• Work instructions: Every line of the material has to be retyped exactly.

• Source information:
== Segment start ==

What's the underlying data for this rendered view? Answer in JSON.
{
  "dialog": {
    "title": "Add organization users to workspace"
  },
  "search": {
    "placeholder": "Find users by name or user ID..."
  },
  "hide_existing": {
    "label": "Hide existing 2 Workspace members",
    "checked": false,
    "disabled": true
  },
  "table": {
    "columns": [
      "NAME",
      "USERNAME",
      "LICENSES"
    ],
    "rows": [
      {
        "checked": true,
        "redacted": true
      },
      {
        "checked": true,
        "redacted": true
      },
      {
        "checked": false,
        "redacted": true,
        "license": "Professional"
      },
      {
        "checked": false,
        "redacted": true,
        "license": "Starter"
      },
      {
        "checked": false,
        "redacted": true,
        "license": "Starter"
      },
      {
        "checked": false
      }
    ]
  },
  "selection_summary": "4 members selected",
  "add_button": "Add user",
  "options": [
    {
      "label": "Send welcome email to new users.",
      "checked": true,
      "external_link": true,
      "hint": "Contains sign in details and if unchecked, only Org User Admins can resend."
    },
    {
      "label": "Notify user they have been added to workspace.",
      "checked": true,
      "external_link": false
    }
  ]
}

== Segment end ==

• Result for this exercise:
What's the underlying data for this rendered view? Answer in JSON.
{
  "dialog": {
    "title": "Add organization users to workspace"
  },
  "search": {
    "placeholder": "Find users by name or user ID..."
  },
  "hide_existing": {
    "label": "Hide existing 2 Workspace members",
    "checked": false,
    "disabled": true
  },
  "table": {
    "columns": [
      "NAME",
      "USERNAME",
      "LICENSES"
    ],
    "rows": [
      {
        "checked": true,
        "redacted": true
      },
      {
        "checked": true,
        "redacted": true
      },
      {
        "checked": false,
        "redacted": true,
        "license": "Professional"
      },
      {
        "checked": false,
        "redacted": true,
        "license": "Starter"
      },
      {
        "checked": false,
        "redacted": true,
        "license": "Starter"
      },
      {
        "checked": false
      }
    ]
  },
  "selection_summary": "4 members selected",
  "add_button": "Add user",
  "options": [
    {
      "label": "Send welcome email to new users.",
      "checked": true,
      "external_link": true,
      "hint": "Contains sign in details and if unchecked, only Org User Admins can resend."
    },
    {
      "label": "Notify user they have been added to workspace.",
      "checked": true,
      "external_link": false
    }
  ]
}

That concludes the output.